Feline Medical Clinic

5801 NE 105th Avenue
Vancouver, WA 98662



Feline Acupuncture

Feline Medical Clinic offers feline acupuncture for our patients. Dr. Novick provides this fantastic service through Columbia Companion Animal Acupuncture at our clinic during regular business hours. Please call our cat-friendly clinic to schedule an appointment or if you have any questions or concerns about this procedure.

Understanding Veterinary Acupuncture

What is Acupuncture?

Acupuncture is the stimulation of specific points in the body which can alter various biochemical and physiological conditions. This procedure is a means of helping the body heal itself. Acupuncture has been used on both animals and humans for nearly 4,000 years. It is recognized throughout the world as a safe and effective form of medicine and requires extensive training.

How Acupuncture Works

Acupuncture is known to affect all major physiological systems. It works primarily through the central nervous system, affecting the musculoskeletal, hormonal, and cardiovascular systems. This procedure does more than relieve pain and how it works depends largely on what condition is being treated and which points are utilized. Acupuncture can increase circulation, release neurotransmitters, neurohormones, and endorphins, relieve muscle spasms, stimulate nerves, and boost the body’s defense system.

According to Chinese philosophy, disease is an imbalance of energy in the body. Acupuncture therapy is based on rebalancing that energy and correct the flow of energy and heal the human or animal.

Is Acupuncture Safe?

Feline acupuncture is a very safe medical procedure when administered by a qualified practitioner. Very few side effects have been found in clinical cases, and occasionally, an animal’s condition may temporarily deteriorate before improving. Since acupuncture balances the body’s system of healing without the use of chemicals, very few complications have ever developed.

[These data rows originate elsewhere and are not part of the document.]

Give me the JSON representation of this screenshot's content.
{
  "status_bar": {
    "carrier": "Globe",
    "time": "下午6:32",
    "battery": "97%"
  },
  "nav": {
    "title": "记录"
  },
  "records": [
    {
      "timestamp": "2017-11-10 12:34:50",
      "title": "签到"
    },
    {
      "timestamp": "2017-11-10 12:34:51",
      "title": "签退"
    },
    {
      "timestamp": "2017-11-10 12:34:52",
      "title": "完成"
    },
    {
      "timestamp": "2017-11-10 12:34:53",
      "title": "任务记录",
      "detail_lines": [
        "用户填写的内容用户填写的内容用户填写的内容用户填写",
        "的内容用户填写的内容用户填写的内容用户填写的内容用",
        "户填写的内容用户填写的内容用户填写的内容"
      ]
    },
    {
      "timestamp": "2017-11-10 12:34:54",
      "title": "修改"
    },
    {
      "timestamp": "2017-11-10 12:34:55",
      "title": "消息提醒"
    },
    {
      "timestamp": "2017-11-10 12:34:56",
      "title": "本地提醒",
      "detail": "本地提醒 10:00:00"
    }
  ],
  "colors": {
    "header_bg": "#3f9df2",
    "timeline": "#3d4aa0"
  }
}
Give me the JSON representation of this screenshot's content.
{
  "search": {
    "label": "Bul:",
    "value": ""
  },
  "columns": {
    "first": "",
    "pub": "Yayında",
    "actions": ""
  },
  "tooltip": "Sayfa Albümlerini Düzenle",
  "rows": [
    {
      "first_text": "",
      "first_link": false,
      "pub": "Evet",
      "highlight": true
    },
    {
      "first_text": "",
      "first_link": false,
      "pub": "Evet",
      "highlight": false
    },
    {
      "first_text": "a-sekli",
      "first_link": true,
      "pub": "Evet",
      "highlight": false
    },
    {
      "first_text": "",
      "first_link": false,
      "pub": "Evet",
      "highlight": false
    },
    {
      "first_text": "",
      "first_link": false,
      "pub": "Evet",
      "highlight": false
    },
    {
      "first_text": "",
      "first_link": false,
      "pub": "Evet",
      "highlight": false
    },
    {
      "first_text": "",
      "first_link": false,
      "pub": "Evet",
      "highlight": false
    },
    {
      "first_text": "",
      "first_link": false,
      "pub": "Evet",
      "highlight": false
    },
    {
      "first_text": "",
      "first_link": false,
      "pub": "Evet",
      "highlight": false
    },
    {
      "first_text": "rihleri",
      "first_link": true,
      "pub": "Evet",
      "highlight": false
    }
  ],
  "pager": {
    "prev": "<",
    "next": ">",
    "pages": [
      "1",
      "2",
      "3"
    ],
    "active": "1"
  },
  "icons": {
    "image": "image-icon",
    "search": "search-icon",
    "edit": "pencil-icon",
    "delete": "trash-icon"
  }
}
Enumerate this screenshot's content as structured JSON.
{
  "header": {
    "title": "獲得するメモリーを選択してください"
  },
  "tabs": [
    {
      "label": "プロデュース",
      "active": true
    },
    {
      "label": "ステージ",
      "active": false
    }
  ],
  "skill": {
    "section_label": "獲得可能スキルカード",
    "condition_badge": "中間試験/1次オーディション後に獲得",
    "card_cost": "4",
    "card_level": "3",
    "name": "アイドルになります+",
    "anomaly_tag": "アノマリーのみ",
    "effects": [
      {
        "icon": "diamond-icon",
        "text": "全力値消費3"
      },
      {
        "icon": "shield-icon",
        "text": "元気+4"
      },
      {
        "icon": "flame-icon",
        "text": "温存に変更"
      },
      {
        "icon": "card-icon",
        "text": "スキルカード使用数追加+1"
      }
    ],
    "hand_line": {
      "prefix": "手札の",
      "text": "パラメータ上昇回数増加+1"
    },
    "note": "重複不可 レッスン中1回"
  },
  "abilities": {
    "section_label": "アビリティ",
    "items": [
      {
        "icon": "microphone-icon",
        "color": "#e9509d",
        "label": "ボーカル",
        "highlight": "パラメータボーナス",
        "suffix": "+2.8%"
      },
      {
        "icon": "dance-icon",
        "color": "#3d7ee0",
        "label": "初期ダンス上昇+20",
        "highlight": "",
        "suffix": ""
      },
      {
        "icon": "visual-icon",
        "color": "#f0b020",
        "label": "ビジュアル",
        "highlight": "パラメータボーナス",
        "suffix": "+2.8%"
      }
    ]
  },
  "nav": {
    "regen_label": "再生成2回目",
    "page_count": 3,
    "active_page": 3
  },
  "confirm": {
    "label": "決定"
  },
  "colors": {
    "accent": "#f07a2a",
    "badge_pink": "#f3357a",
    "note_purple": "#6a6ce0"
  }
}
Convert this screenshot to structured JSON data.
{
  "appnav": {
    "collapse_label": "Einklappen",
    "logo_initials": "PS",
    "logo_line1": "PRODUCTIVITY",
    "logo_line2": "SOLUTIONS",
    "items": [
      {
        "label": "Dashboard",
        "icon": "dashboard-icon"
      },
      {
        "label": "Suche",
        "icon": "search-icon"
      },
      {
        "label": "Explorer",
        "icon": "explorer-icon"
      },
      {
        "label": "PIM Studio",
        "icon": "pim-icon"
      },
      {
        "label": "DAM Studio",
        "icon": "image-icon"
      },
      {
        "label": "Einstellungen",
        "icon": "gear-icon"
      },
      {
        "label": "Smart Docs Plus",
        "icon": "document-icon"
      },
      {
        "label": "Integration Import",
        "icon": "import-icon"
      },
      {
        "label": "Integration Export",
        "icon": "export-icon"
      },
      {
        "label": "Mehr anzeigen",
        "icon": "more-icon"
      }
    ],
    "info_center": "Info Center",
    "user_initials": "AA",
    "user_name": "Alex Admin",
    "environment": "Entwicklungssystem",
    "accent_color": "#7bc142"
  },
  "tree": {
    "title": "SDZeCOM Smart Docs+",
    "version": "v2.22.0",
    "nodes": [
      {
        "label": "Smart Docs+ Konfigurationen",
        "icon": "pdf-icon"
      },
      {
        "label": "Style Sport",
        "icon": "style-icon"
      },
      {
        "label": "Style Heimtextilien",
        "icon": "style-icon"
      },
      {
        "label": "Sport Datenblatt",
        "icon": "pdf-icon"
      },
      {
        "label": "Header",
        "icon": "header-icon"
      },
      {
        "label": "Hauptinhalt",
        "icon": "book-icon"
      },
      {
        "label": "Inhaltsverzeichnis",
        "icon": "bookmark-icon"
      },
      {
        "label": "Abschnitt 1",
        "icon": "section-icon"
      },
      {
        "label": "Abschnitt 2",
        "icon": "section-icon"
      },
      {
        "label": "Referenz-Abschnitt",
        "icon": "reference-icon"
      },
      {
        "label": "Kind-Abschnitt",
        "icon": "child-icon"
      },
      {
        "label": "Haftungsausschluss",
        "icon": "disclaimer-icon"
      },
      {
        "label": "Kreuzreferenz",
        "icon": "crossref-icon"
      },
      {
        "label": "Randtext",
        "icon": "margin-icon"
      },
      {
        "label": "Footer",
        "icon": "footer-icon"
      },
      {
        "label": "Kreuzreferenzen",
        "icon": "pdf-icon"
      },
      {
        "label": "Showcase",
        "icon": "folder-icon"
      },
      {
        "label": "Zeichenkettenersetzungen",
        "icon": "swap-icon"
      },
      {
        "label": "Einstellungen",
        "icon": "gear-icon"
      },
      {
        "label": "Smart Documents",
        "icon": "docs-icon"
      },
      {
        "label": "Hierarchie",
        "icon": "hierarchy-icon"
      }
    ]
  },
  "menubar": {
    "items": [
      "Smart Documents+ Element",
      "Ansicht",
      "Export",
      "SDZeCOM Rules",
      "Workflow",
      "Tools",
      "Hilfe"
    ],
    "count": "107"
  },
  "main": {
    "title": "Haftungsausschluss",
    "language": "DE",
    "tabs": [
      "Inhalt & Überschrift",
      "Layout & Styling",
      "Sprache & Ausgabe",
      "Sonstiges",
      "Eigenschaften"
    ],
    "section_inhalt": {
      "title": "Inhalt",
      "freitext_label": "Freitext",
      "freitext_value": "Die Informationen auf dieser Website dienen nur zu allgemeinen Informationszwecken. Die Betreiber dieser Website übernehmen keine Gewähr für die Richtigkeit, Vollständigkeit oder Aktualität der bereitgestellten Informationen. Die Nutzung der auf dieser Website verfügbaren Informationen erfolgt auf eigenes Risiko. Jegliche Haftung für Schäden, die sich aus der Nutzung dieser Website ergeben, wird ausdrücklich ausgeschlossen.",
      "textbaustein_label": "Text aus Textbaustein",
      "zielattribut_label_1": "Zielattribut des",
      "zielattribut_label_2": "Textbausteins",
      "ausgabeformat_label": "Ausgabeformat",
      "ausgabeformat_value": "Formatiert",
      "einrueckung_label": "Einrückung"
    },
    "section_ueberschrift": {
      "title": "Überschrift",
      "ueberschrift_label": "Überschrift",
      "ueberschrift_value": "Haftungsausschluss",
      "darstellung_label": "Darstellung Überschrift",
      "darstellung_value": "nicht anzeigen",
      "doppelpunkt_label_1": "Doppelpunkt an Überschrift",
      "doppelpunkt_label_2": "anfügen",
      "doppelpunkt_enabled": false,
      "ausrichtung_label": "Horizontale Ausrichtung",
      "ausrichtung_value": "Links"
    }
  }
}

Does Acupuncture Hurt?

Proper acupuncture therapy may induce distension and a feeling of heaviness along with contractions of a local muscle. There is occasionally a brief moment of sensitivity as the needle penetrates the skin, then the sensation of energy or heat flowing. Once the needles are in place, most animals relax and even fall asleep. Our cat care clinic in Washington does not recommend sedation before acupuncture treatment as it may interfere with the desired effects. 

Evaluation and Treatment

Traditional Chinese medicine views each animal as a unique energetic being, not a catalog of symptoms. The health of an animal is considered a landscape, with good health being a beautiful and harmonious landscape and poor health being ugly and disrupted.

Before therapy can begin, a Chinese diagnosis is made. This is accomplished through a systematic process of evaluating a patient by observing, touching, listening, and inquiring. The resulting Chinese diagnosis is the basis for planning or prescribing therapy. A simple acupuncture point or group of points is selected to correct an animal’s specific energetic excesses or deficiencies.

The acupuncture needle acts like an opener or closer of doors – similar to a lock on a waterway. The needle summons or permits energy from one pathway to another. Acupuncture intends to correct energetic disturbances and allows the body to govern and regular itself in a healthy manner. The animal will then heal itself by naturally correcting what is fundamentally wrong.

Once the acupuncture prescription or group or points is chosen, therapy can begin. There are many ways to stimulate or depress acupuncture points, including sterile needles, pressure, laser light, solution injections, low voltage electricity, or implantation of gold or silver beads. The most commonly used technique is the use of thin, sterile, Chinese needles.

How Many Treatments are Needed?

The treatments necessary depends on the nature, severity, and duration of the condition. Each animal will heal at different rates and tolerate the therapy performed at our cat-friendly clinic differently. Treatments can last from 2 to 30 minutes in a single session. While one session at our cat care clinic in Washington may resolve an acute condition, chronic conditions may need anywhere from 3 to 10 treatments. Some degenerative conditions may require maintenance treatments overtime as well. 

Acupuncture can be used to treat the following conditions:

Musculoskeletal problems - Arthritis, hip dysplasia, disk problem, geriatric weakness

Neurologic problems - Nerve paralysis, seizures

Gastrointestinal disorders - Inflammatory bowel disease, chronic constipation, vomiting, diarrhea

Respiratory problems - Asthma, chronic upper respiratory infection

Other chronic conditions - Renal insufficiency, oral inflammation, LUTD, hyperthyroidism, behavioral problems, skin problems


If you would like to download a copy of the acupuncture brochure,
please click here: CCAA Brochure.pdf

Sources: Schoen, Allen M., Veterinary Acupuncture, 2001, Mosby Xie, Huisheng, FAQ for Veterinary Acupuncture, Chi Institute Herbsmith, Inc, Understanding Canine Acupuncture, 2009.

Dr. Novick graduated from the University of Minnesota, College of Veterinary Medicine in 2008 and received her Master of Public Health from the same school in 2011. She completed the International Veterinary Acupuncture Society’s (IVAS) Basic Veterinary Acupuncture course in 2012 and completed the IVAS requirements for veterinary acupuncture certification in August 2014.